*** Begin section ***
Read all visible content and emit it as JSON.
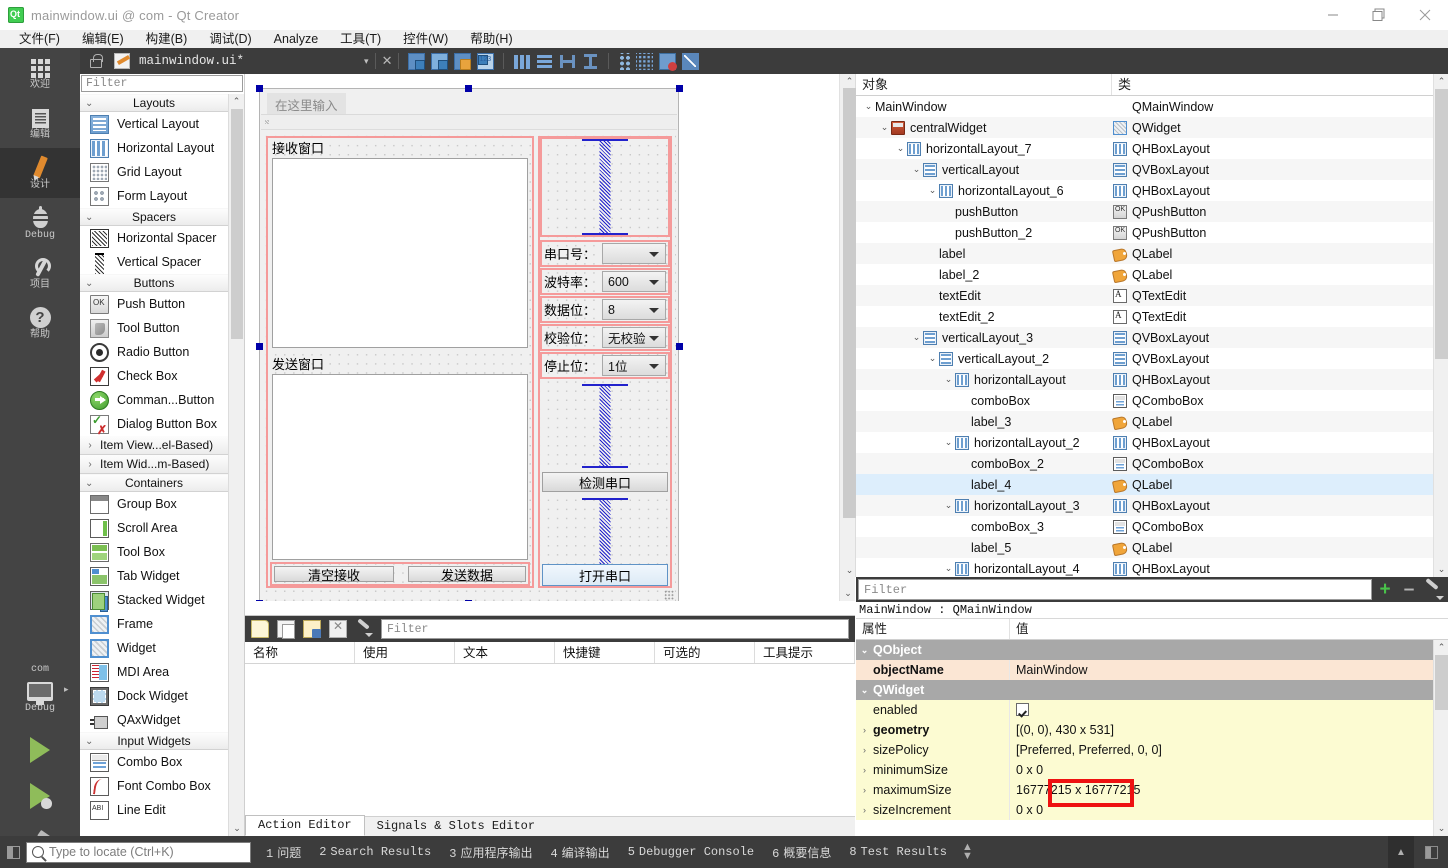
{
  "window": {
    "title": "mainwindow.ui @ com - Qt Creator",
    "icon": "qt-logo-icon",
    "minimize": "—",
    "maximize": "❐",
    "close": "✕"
  },
  "menubar": {
    "items": [
      {
        "label": "文件(F)"
      },
      {
        "label": "编辑(E)"
      },
      {
        "label": "构建(B)"
      },
      {
        "label": "调试(D)"
      },
      {
        "label": "Analyze"
      },
      {
        "label": "工具(T)"
      },
      {
        "label": "控件(W)"
      },
      {
        "label": "帮助(H)"
      }
    ]
  },
  "modebar": {
    "items": [
      {
        "label": "欢迎",
        "icon": "grid-icon",
        "active": false
      },
      {
        "label": "编辑",
        "icon": "document-icon",
        "active": false
      },
      {
        "label": "设计",
        "icon": "pencil-icon",
        "active": true
      },
      {
        "label": "Debug",
        "icon": "bug-icon",
        "active": false
      },
      {
        "label": "项目",
        "icon": "wrench-icon",
        "active": false
      },
      {
        "label": "帮助",
        "icon": "question-icon",
        "active": false
      }
    ],
    "kit": {
      "project_label": "com",
      "build_config": "Debug",
      "icon": "monitor-icon"
    },
    "run_icon": "run-triangle-icon",
    "debug_icon": "run-debug-icon",
    "build_icon": "hammer-icon"
  },
  "toolbar": {
    "lock_icon": "unlocked-icon",
    "file_icon": "ui-file-icon",
    "filename": "mainwindow.ui*",
    "dropdown_icon": "chevron-down-icon",
    "close_icon": "close-icon",
    "buttons": [
      {
        "name": "edit-widgets-icon"
      },
      {
        "name": "edit-signals-slots-icon"
      },
      {
        "name": "edit-buddies-icon"
      },
      {
        "name": "edit-tab-order-icon"
      },
      {
        "name": "layout-horizontally-icon"
      },
      {
        "name": "layout-vertically-icon"
      },
      {
        "name": "layout-splitter-horizontal-icon"
      },
      {
        "name": "layout-splitter-vertical-icon"
      },
      {
        "name": "layout-form-icon"
      },
      {
        "name": "layout-grid-icon"
      },
      {
        "name": "break-layout-icon"
      },
      {
        "name": "adjust-size-icon"
      }
    ]
  },
  "widgetbox": {
    "filter_placeholder": "Filter",
    "groups": [
      {
        "title": "Layouts",
        "expanded": true,
        "chevron": "⌄",
        "items": [
          {
            "label": "Vertical Layout",
            "icon": "vertical-layout-icon"
          },
          {
            "label": "Horizontal Layout",
            "icon": "horizontal-layout-icon"
          },
          {
            "label": "Grid Layout",
            "icon": "grid-layout-icon"
          },
          {
            "label": "Form Layout",
            "icon": "form-layout-icon"
          }
        ]
      },
      {
        "title": "Spacers",
        "expanded": true,
        "chevron": "⌄",
        "items": [
          {
            "label": "Horizontal Spacer",
            "icon": "horizontal-spacer-icon"
          },
          {
            "label": "Vertical Spacer",
            "icon": "vertical-spacer-icon"
          }
        ]
      },
      {
        "title": "Buttons",
        "expanded": true,
        "chevron": "⌄",
        "items": [
          {
            "label": "Push Button",
            "icon": "push-button-icon"
          },
          {
            "label": "Tool Button",
            "icon": "tool-button-icon"
          },
          {
            "label": "Radio Button",
            "icon": "radio-button-icon"
          },
          {
            "label": "Check Box",
            "icon": "check-box-icon"
          },
          {
            "label": "Comman...Button",
            "icon": "command-link-button-icon"
          },
          {
            "label": "Dialog Button Box",
            "icon": "dialog-button-box-icon"
          }
        ]
      }
    ],
    "collapsed": [
      {
        "label": "Item View...el-Based)",
        "chevron": "›"
      },
      {
        "label": "Item Wid...m-Based)",
        "chevron": "›"
      }
    ],
    "containers": {
      "title": "Containers",
      "chevron": "⌄",
      "items": [
        {
          "label": "Group Box",
          "icon": "group-box-icon"
        },
        {
          "label": "Scroll Area",
          "icon": "scroll-area-icon"
        },
        {
          "label": "Tool Box",
          "icon": "tool-box-icon"
        },
        {
          "label": "Tab Widget",
          "icon": "tab-widget-icon"
        },
        {
          "label": "Stacked Widget",
          "icon": "stacked-widget-icon"
        },
        {
          "label": "Frame",
          "icon": "frame-icon"
        },
        {
          "label": "Widget",
          "icon": "widget-icon"
        },
        {
          "label": "MDI Area",
          "icon": "mdi-area-icon"
        },
        {
          "label": "Dock Widget",
          "icon": "dock-widget-icon"
        },
        {
          "label": "QAxWidget",
          "icon": "qax-widget-icon"
        }
      ]
    },
    "inputwidgets": {
      "title": "Input Widgets",
      "chevron": "⌄",
      "items": [
        {
          "label": "Combo Box",
          "icon": "combo-box-icon"
        },
        {
          "label": "Font Combo Box",
          "icon": "font-combo-box-icon"
        },
        {
          "label": "Line Edit",
          "icon": "line-edit-icon"
        }
      ]
    }
  },
  "designer": {
    "menu_placeholder": "在这里输入",
    "recv_label": "接收窗口",
    "send_label": "发送窗口",
    "combos": [
      {
        "label": "串口号：",
        "value": ""
      },
      {
        "label": "波特率：",
        "value": "600"
      },
      {
        "label": "数据位：",
        "value": "8"
      },
      {
        "label": "校验位：",
        "value": "无校验"
      },
      {
        "label": "停止位：",
        "value": "1位"
      }
    ],
    "buttons": [
      {
        "label": "清空接收",
        "primary": false
      },
      {
        "label": "发送数据",
        "primary": false
      },
      {
        "label": "检测串口",
        "primary": false
      },
      {
        "label": "打开串口",
        "primary": true
      }
    ]
  },
  "objectpane": {
    "columns": {
      "name": "对象",
      "class": "类"
    },
    "rows": [
      {
        "indent": 0,
        "chevron": "⌄",
        "name": "MainWindow",
        "icon": "",
        "class": "QMainWindow",
        "class_icon": "",
        "selected": false
      },
      {
        "indent": 1,
        "chevron": "⌄",
        "name": "centralWidget",
        "icon": "central-widget-icon",
        "class": "QWidget",
        "class_icon": "qwidget-icon",
        "selected": false
      },
      {
        "indent": 2,
        "chevron": "⌄",
        "name": "horizontalLayout_7",
        "icon": "hbox-layout-icon",
        "class": "QHBoxLayout",
        "class_icon": "hbox-layout-icon",
        "selected": false
      },
      {
        "indent": 3,
        "chevron": "⌄",
        "name": "verticalLayout",
        "icon": "vbox-layout-icon",
        "class": "QVBoxLayout",
        "class_icon": "vbox-layout-icon",
        "selected": false
      },
      {
        "indent": 4,
        "chevron": "⌄",
        "name": "horizontalLayout_6",
        "icon": "hbox-layout-icon",
        "class": "QHBoxLayout",
        "class_icon": "hbox-layout-icon",
        "selected": false
      },
      {
        "indent": 5,
        "chevron": "",
        "name": "pushButton",
        "icon": "",
        "class": "QPushButton",
        "class_icon": "push-button-icon",
        "selected": false
      },
      {
        "indent": 5,
        "chevron": "",
        "name": "pushButton_2",
        "icon": "",
        "class": "QPushButton",
        "class_icon": "push-button-icon",
        "selected": false
      },
      {
        "indent": 4,
        "chevron": "",
        "name": "label",
        "icon": "",
        "class": "QLabel",
        "class_icon": "label-icon",
        "selected": false
      },
      {
        "indent": 4,
        "chevron": "",
        "name": "label_2",
        "icon": "",
        "class": "QLabel",
        "class_icon": "label-icon",
        "selected": false
      },
      {
        "indent": 4,
        "chevron": "",
        "name": "textEdit",
        "icon": "",
        "class": "QTextEdit",
        "class_icon": "text-edit-icon",
        "selected": false
      },
      {
        "indent": 4,
        "chevron": "",
        "name": "textEdit_2",
        "icon": "",
        "class": "QTextEdit",
        "class_icon": "text-edit-icon",
        "selected": false
      },
      {
        "indent": 3,
        "chevron": "⌄",
        "name": "verticalLayout_3",
        "icon": "vbox-layout-icon",
        "class": "QVBoxLayout",
        "class_icon": "vbox-layout-icon",
        "selected": false
      },
      {
        "indent": 4,
        "chevron": "⌄",
        "name": "verticalLayout_2",
        "icon": "vbox-layout-icon",
        "class": "QVBoxLayout",
        "class_icon": "vbox-layout-icon",
        "selected": false
      },
      {
        "indent": 5,
        "chevron": "⌄",
        "name": "horizontalLayout",
        "icon": "hbox-layout-icon",
        "class": "QHBoxLayout",
        "class_icon": "hbox-layout-icon",
        "selected": false
      },
      {
        "indent": 6,
        "chevron": "",
        "name": "comboBox",
        "icon": "",
        "class": "QComboBox",
        "class_icon": "combo-box-icon",
        "selected": false
      },
      {
        "indent": 6,
        "chevron": "",
        "name": "label_3",
        "icon": "",
        "class": "QLabel",
        "class_icon": "label-icon",
        "selected": false
      },
      {
        "indent": 5,
        "chevron": "⌄",
        "name": "horizontalLayout_2",
        "icon": "hbox-layout-icon",
        "class": "QHBoxLayout",
        "class_icon": "hbox-layout-icon",
        "selected": false
      },
      {
        "indent": 6,
        "chevron": "",
        "name": "comboBox_2",
        "icon": "",
        "class": "QComboBox",
        "class_icon": "combo-box-icon",
        "selected": false
      },
      {
        "indent": 6,
        "chevron": "",
        "name": "label_4",
        "icon": "",
        "class": "QLabel",
        "class_icon": "label-icon",
        "selected": true
      },
      {
        "indent": 5,
        "chevron": "⌄",
        "name": "horizontalLayout_3",
        "icon": "hbox-layout-icon",
        "class": "QHBoxLayout",
        "class_icon": "hbox-layout-icon",
        "selected": false
      },
      {
        "indent": 6,
        "chevron": "",
        "name": "comboBox_3",
        "icon": "",
        "class": "QComboBox",
        "class_icon": "combo-box-icon",
        "selected": false
      },
      {
        "indent": 6,
        "chevron": "",
        "name": "label_5",
        "icon": "",
        "class": "QLabel",
        "class_icon": "label-icon",
        "selected": false
      },
      {
        "indent": 5,
        "chevron": "⌄",
        "name": "horizontalLayout_4",
        "icon": "hbox-layout-icon",
        "class": "QHBoxLayout",
        "class_icon": "hbox-layout-icon",
        "selected": false
      }
    ]
  },
  "actioneditor": {
    "filter_placeholder": "Filter",
    "toolbar_icons": [
      "new-action-icon",
      "copy-action-icon",
      "edit-action-icon",
      "delete-action-icon",
      "view-options-icon"
    ],
    "columns": [
      "名称",
      "使用",
      "文本",
      "快捷键",
      "可选的",
      "工具提示"
    ],
    "tabs": [
      {
        "label": "Action Editor",
        "active": true
      },
      {
        "label": "Signals & Slots Editor",
        "active": false
      }
    ]
  },
  "propertyeditor": {
    "filter_placeholder": "Filter",
    "add_icon": "plus-icon",
    "remove_icon": "minus-icon",
    "config_icon": "configure-icon",
    "object_line": "MainWindow : QMainWindow",
    "columns": {
      "property": "属性",
      "value": "值"
    },
    "rows": [
      {
        "chevron": "⌄",
        "name": "QObject",
        "value": "",
        "style": "group",
        "bold": true
      },
      {
        "chevron": "",
        "name": "objectName",
        "value": "MainWindow",
        "style": "peach",
        "bold": true
      },
      {
        "chevron": "⌄",
        "name": "QWidget",
        "value": "",
        "style": "group",
        "bold": true
      },
      {
        "chevron": "",
        "name": "enabled",
        "value": "",
        "style": "yellow",
        "bold": false,
        "checkbox": true
      },
      {
        "chevron": "›",
        "name": "geometry",
        "value": "[(0, 0), 430 x 531]",
        "style": "yellow",
        "bold": true,
        "highlight": true
      },
      {
        "chevron": "›",
        "name": "sizePolicy",
        "value": "[Preferred, Preferred, 0, 0]",
        "style": "yellow",
        "bold": false
      },
      {
        "chevron": "›",
        "name": "minimumSize",
        "value": "0 x 0",
        "style": "yellow",
        "bold": false
      },
      {
        "chevron": "›",
        "name": "maximumSize",
        "value": "16777215 x 16777215",
        "style": "yellow",
        "bold": false
      },
      {
        "chevron": "›",
        "name": "sizeIncrement",
        "value": "0 x 0",
        "style": "yellow",
        "bold": false
      }
    ],
    "highlight_text": "430 x 531]",
    "highlight_color": "#ee1111"
  },
  "statusbar": {
    "panel_icon": "sidebar-toggle-icon",
    "locator_placeholder": "Type to locate (Ctrl+K)",
    "search_icon": "search-icon",
    "outputs": [
      {
        "num": "1",
        "label": "问题"
      },
      {
        "num": "2",
        "label": "Search Results"
      },
      {
        "num": "3",
        "label": "应用程序输出"
      },
      {
        "num": "4",
        "label": "编译输出"
      },
      {
        "num": "5",
        "label": "Debugger Console"
      },
      {
        "num": "6",
        "label": "概要信息"
      },
      {
        "num": "8",
        "label": "Test Results"
      }
    ],
    "spinner": "⬍",
    "collapse_icon": "chevron-up-icon",
    "right_panel_icon": "output-pane-icon"
  }
}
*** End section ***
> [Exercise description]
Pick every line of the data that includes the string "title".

> [Answer to this exercise]
    "title": "mainwindow.ui @ com - Qt Creator",
        "title": "Layouts",
        "title": "Spacers",
        "title": "Buttons",
      "title": "Containers",
      "title": "Input Widgets",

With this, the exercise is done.